"Holiday Of The Dead"




Directed By: Mark Berryman

Written By: Mark Berryman & Michael Shands

Screenplay: Mike LosQuandro


          The zombie subgenre has been done to death. Sub-par examples can be found at every budget level, the success of "The Walking Dead" on television has been both a boon and a detriment, George Romero has been slipping lately, and so many people have made cheap, half-assed attempts at mining genre gold that many fans feel that there's no life left in the shambling dead. Enter director Mark Berryman and his merry band of miscreants.

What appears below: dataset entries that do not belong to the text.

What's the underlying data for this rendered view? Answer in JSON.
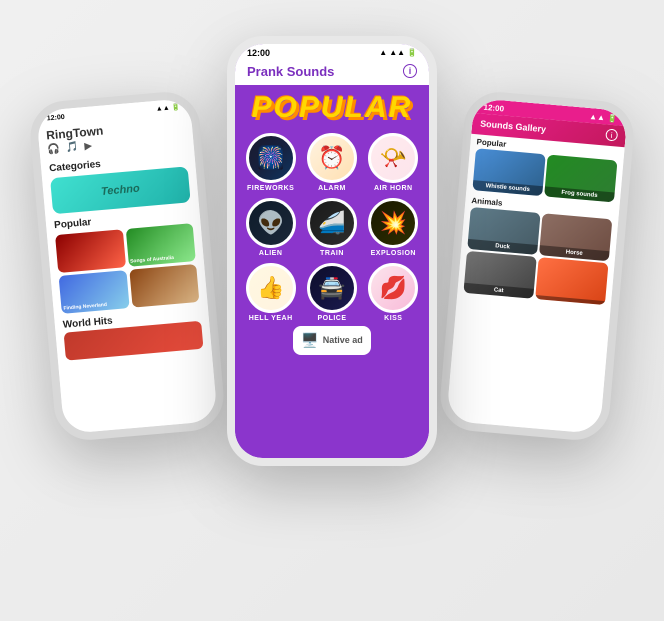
{
  "phones": {
    "left": {
      "status": "12:00",
      "appName": "RingTown",
      "sections": {
        "categories": "Categories",
        "techno": "Techno",
        "popular": "Popular",
        "worldHits": "World Hits"
      },
      "thumbTexts": [
        "",
        "Songs of Australia",
        "Finding Neverland",
        ""
      ]
    },
    "center": {
      "status": "12:00",
      "title": "Prank Sounds",
      "popularLabel": "POPULAR",
      "sounds": [
        {
          "label": "FIREWORKS",
          "emoji": "🎆"
        },
        {
          "label": "ALARM",
          "emoji": "⏰"
        },
        {
          "label": "AIR HORN",
          "emoji": "📯"
        },
        {
          "label": "ALIEN",
          "emoji": "👽"
        },
        {
          "label": "TRAIN",
          "emoji": "🚄"
        },
        {
          "label": "EXPLOSION",
          "emoji": "💥"
        },
        {
          "label": "HELL YEAH",
          "emoji": "👍"
        },
        {
          "label": "POLICE",
          "emoji": "🚔"
        },
        {
          "label": "KISS",
          "emoji": "💋"
        }
      ],
      "adText": "Native ad"
    },
    "right": {
      "status": "12:00",
      "headerTitle": "Sounds Gallery",
      "sections": {
        "popular": "Popular",
        "animals": "Animals"
      },
      "popularSounds": [
        {
          "label": "Whistle sounds"
        },
        {
          "label": "Frog sounds"
        }
      ],
      "animals": [
        {
          "label": "Duck"
        },
        {
          "label": "Horse"
        },
        {
          "label": "Cat"
        },
        {
          "label": ""
        }
      ]
    }
  }
}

          Rather than do anything Earth shattering, or trying to make a "game changer" and falling flat, the guys at Final Warning Films just had fun with it, and, as a viewer, that fun is as infectious as the "vaccinations" that are the root of the problem in happy Holiday Falls.


          "Holiday" opens with a gleefully expletive filled narrative setting up the viewer for the inevitable "zombie apocalypse" that is the staple of the zombie film. The nefarious Hinz-Howard Pharmaceutical company, headed by the mysterious company spokesman (Patrick Turner), is offering free flu shots to the populace, and said shots have the expected side effects.


          Oblivious to all of this are a group of co-eds on a camping trip (Cassandra Dailey, Chris Gonzales, Mark Zurek, Kristen Brancaccio, and Becky Carolan), but the campers are soon hip to the situation, and are guided in their fight for survival by a "black-ops operative" (who is also a survivor of the previous European outbreak, played by Tyrell Andrews) and the hard ass campground manager Herb West (a nod to Lovecraft played by Mark "Madcat" Capone).


          Much hilarity and bloodshed ensues, as the viewer is treated to images of undead kids raiding an ice cream truck, fat zombies feasting on children, and even some Romero style "justice" at the end. Tiffany Shepis also pops up as the very busy sheriff, and the young cast melds well in terms of humor, chemistry and acting skills (particularly Brancaccio).


          Overall, "Holiday of the Dead" never takes itself too seriously, and is more fun than most of the recent glut of "of the Dead" films out there. Sure the films suffers at points because of budget constraints, and nobody here is going to win an Oscar for the film, but it's heart is in the right place, so it comes off as a genuine, fun, entertaining little film that just may prolong the death rattle of a tired sub-genre.



--Scream King Tom